**TASK ITEM:**
Repeat the entries that follow, exactly as they are written.

**TASK INPUTS:**
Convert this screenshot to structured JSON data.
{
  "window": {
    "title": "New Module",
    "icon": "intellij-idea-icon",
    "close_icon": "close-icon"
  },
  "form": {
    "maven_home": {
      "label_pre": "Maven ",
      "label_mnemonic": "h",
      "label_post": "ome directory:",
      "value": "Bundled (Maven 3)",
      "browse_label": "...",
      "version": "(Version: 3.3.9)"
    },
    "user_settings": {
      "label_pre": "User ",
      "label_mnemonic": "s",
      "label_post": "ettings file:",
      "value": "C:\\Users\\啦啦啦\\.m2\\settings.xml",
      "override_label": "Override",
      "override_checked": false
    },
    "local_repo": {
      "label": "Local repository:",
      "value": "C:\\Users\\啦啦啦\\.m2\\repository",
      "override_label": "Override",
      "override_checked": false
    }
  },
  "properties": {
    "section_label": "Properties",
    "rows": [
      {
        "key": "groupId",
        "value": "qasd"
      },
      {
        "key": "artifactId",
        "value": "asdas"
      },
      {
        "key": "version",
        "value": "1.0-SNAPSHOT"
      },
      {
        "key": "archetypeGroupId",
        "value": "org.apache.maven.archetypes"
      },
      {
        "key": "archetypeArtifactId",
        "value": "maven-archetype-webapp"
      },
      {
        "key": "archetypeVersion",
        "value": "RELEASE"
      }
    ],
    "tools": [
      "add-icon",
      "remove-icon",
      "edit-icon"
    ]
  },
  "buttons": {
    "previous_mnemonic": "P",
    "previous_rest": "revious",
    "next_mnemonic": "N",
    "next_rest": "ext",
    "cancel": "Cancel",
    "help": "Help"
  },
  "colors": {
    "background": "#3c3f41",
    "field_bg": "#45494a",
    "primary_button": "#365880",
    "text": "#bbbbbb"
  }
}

**WORKED SOLUTION:**
Convert this screenshot to structured JSON data.
{
  "window": {
    "title": "New Module",
    "icon": "intellij-idea-icon",
    "close_icon": "close-icon"
  },
  "form": {
    "maven_home": {
      "label_pre": "Maven ",
      "label_mnemonic": "h",
      "label_post": "ome directory:",
      "value": "Bundled (Maven 3)",
      "browse_label": "...",
      "version": "(Version: 3.3.9)"
    },
    "user_settings": {
      "label_pre": "User ",
      "label_mnemonic": "s",
      "label_post": "ettings file:",
      "value": "C:\\Users\\啦啦啦\\.m2\\settings.xml",
      "override_label": "Override",
      "override_checked": false
    },
    "local_repo": {
      "label": "Local repository:",
      "value": "C:\\Users\\啦啦啦\\.m2\\repository",
      "override_label": "Override",
      "override_checked": false
    }
  },
  "properties": {
    "section_label": "Properties",
    "rows": [
      {
        "key": "groupId",
        "value": "qasd"
      },
      {
        "key": "artifactId",
        "value": "asdas"
      },
      {
        "key": "version",
        "value": "1.0-SNAPSHOT"
      },
      {
        "key": "archetypeGroupId",
        "value": "org.apache.maven.archetypes"
      },
      {
        "key": "archetypeArtifactId",
        "value": "maven-archetype-webapp"
      },
      {
        "key": "archetypeVersion",
        "value": "RELEASE"
      }
    ],
    "tools": [
      "add-icon",
      "remove-icon",
      "edit-icon"
    ]
  },
  "buttons": {
    "previous_mnemonic": "P",
    "previous_rest": "revious",
    "next_mnemonic": "N",
    "next_rest": "ext",
    "cancel": "Cancel",
    "help": "Help"
  },
  "colors": {
    "background": "#3c3f41",
    "field_bg": "#45494a",
    "primary_button": "#365880",
    "text": "#bbbbbb"
  }
}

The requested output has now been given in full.